Jared - Screw you Whole 30, Screw you!!!! I somehow coaxed Andrew and 20 other friends and clients into not eating any sugar, dairy, grains, legumes, processed foods, or preservatives for 30 days. Doing the whole 30 for me has been pretty eye opening in terms of seeing how I justify some not so good habits and how bad my addiction to sweets is, especially after dinner. My diet leading up to this was pretty good, mostly paleo but I would leave room for dairy free ice cream, paleo pancakes and dark chocolate. I’ve been a trainer and health coach for nearly 20 years and have tried almost every diet you can imagine. I always feel best on a paleo type diet. I never eat gluten that I know of or dairy or caffeine and would occasionally consume some alcohol in the form of cider or Kombucha beer, so I really did not think that the whole 30 would be that difficult for me as whole; however, I have felt some withdrawal symptoms like wanting to punch people in the throat for no reason that would say otherwise. I mean seriously I wanted to punch somebody!!! I also found myself on days taking naps or not wanting to do anything.

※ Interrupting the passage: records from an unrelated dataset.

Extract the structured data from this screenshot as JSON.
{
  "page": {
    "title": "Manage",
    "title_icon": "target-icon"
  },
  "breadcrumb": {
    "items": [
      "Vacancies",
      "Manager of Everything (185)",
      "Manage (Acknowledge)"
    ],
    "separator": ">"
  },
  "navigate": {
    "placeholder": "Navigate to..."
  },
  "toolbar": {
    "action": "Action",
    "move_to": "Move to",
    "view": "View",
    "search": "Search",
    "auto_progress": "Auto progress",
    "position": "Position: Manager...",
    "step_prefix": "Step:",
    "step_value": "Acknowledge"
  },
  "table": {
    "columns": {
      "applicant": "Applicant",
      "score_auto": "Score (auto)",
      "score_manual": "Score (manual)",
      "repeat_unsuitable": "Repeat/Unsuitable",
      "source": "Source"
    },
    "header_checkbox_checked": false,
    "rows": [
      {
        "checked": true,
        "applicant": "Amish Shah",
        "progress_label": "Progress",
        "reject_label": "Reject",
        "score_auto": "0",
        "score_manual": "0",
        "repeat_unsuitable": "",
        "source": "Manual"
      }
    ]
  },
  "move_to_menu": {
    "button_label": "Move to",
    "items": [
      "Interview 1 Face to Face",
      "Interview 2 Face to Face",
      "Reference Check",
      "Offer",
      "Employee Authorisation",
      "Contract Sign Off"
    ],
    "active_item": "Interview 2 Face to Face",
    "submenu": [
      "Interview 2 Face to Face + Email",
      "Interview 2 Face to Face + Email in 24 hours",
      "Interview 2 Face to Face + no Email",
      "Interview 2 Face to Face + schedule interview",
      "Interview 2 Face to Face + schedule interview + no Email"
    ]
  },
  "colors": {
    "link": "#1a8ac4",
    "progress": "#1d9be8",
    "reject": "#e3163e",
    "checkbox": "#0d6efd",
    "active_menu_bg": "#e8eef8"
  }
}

My biggest challenge was going from dinner to bed without having something to satisfy that craving that would have normally made me feel all warm and fuzzy inside. It took a few days for me to get past this relying on willpower and eating extra big portions. Once I did, I was home free, and that feels good. This got me thinking about how we have lost the taste for bitter foods which is medicinal so important for our digestion and elimination and have just sweetened the crap out of everything. For example if you pick and eat dandelion greens you will notice a very strong bitter flavor. Now instead of eating this superfood and tasting its true form we consume green powders that are loaded with sweeteners cover the flavor and trick our tastebuds into liking it. I believe that nature is always in balance and knows best. Whenever humans try getting in the way of that, we usually get into trouble and I wonder if this will cause some issues down the road and mess with our physiology.. It also made me reflect on my addiction to sugar as a kid where I’d put ketchup on everything. Overall, in the last 15 days I’ve been able to better understand my relationship to food and How I use it for entertainment and comfort. In order to really get the most of the program for me, I am having to watch my tendencies and even though things might be allowed, I will not do them. For example, I love to have something sweet at the end of my meals. On whole 30, Tessa Mae ketchup is allowed. I will not use it, and I will eat sweet potatoes or fruit at the beginning of the meal so I don’t use that as my substitute dessert. Also things like Rx bars are allowed and I know if I have one, That might start the sugar train so I just don’t do it. I stopped drinking kombucha because even though it is “healthy” its really just sugar and caffeine. I have noticed that my energy is better through the day as the program continues and I can go a very long time without eating if I need to. This is liberating because when I was eating lots of carbs and counting macronutrient, I was already thinking of the next meal before I finished the one I was on. I am also sleeping better at night and wake up feeling ready to go. The last thing for me, is eating out. Now I have to be fair and say that, you know the guy who is like, “is that grass fed? gluten free? What’s in your sauce? at a restaurant?” Well I am that guy already. It was surprising to go to an organic food establishment I visit occasionally and find they put agave in the sweet potatoes and use canola oil both which I would advise my clients not to. It is annoying that you have to be so meticulous about asking what ingredients restaurants use. I have 15 days left and even though I have had to make some adjustments and create new habits, I feel really good about continuing this in some form indefinitely.